470 3 Agency App. E “[water] samples frozen within 5 hours of collection”
472 1 Agency App. E “A recent [water] sampling protocol..(2001)..[states that] ‘Samples should be taken immediately after poisoning and continue daily until after the first significant rainfall’..few of the monitoring programmes reported such frequent initial sampling, possibly because there was no regulatory requirement to do so..or because of the cost of sample analysis”
472 2 Agency App. E “Bulking of [water] samples, while expedient, may mask samples that do contain measureable amounts of 1080”
472 3 Agency App. E “In relation to environmental monitoring, the Agency notes the concerns about storage [e.g.] Eason..refers to water samples being frozen “within 5 hours” of collection, which seems a..long period before appropriate storage”

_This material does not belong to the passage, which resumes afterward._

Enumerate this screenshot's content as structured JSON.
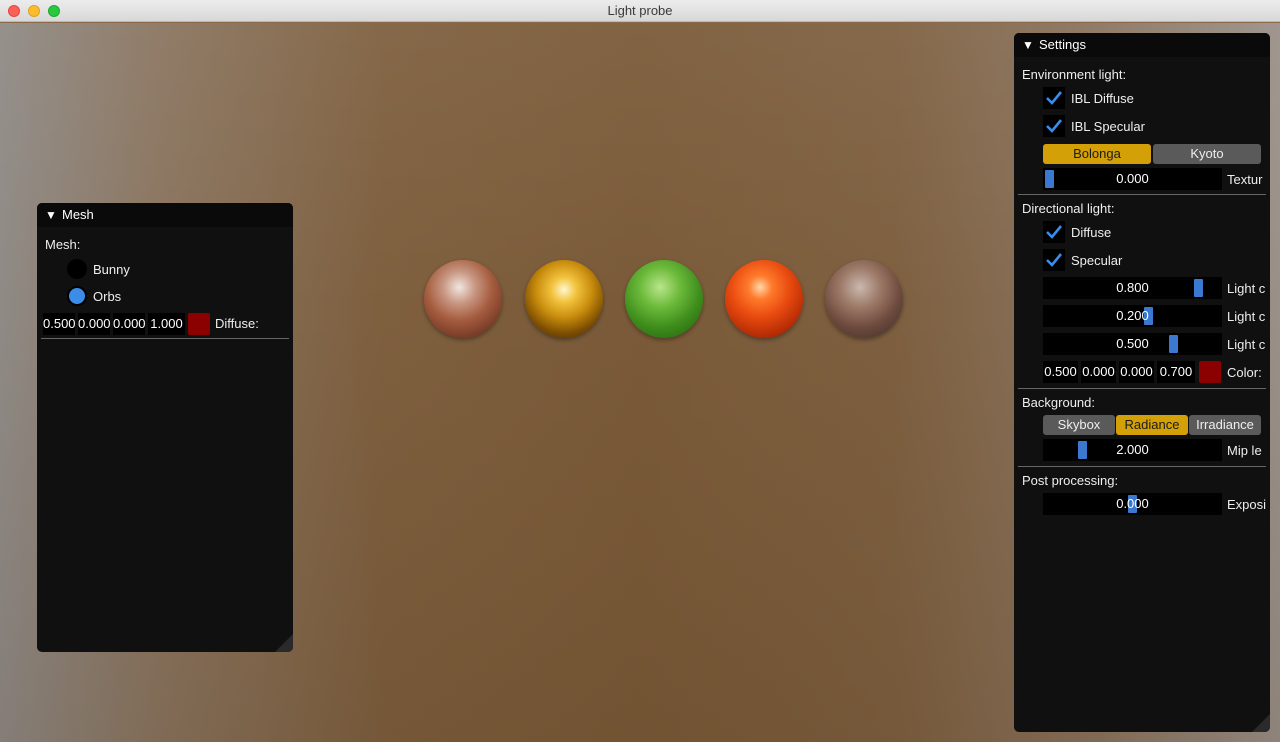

473 1 Agency App. E “the reason for so many non-detects in water monitoring..may be partly due to..rapid..dilution or loss of 1080 from, and disintegration of..baits within the first 12 hours of deposition..the author [Suren, 2006] recommends sampling within 4-8 hours..frequently resource consents require monitoring one day or more after..the operation”
474 1 Agency App. E “Due to costs of analysis, not all water samples were analysed. Sequential samples were aggregated in groups of 3 before analysis.”
693 1 Agency App. M “There may be some uncertainty associated with the [drinking water testing] results, when sample storage information is taken into account..Eason..refers to water samples being frozen ‘within 5 hours’ of collection..this seems a relatively long time before appropriate storage of the..sample was carried out, but it reflects the reality of sampling remote water sources and traversing the..area on foot”
694 2 Agency App. M “Only rarely has analysis of the surface water resulted in the finding of..1080, after aerial dropping..even though inspection has shown that baits are not infrequently visible in streams”
695 1 Agency App. M “39 samples from drinking water supplies at the time of this report (Eason et al., 1999) were negative” (no consideration given to sample storage)
700 1 Agency App. M “The Agency compared both the acute and chronic exposures that could occur from aerial 1080 operations, based on the water sampling data that have been reported”
66 1 Applicants’ references “The Landcare Research Toxicology Laboratory maintains a database of water samples..these samples have been taken predominantly from within or adjacent to baited areas” (Fisher et al., 2003)
16 1 Submitter 9143 “Hilton et al (1969) state ‘the high degree of adsorption of monofluoroacetate to leaf and root tissue, as well as to other cellulosics such as filter paper, was entirely unexpected’.” (Meads report, indicates water sample analysis using filter paper may remove 1080)
59 3 Committee Decision “water samples rarely contain measurable 1080 residues”
70 1 Committee Decision “testing of samples of surface water sources and public supplies has not found concentrations of 1080 above the Ministry of Health’s PMAV”
71 2 Committee Decision “[the applicants] stated that the important thing was that 1080 residue levels in surface water are usually too small to be detected”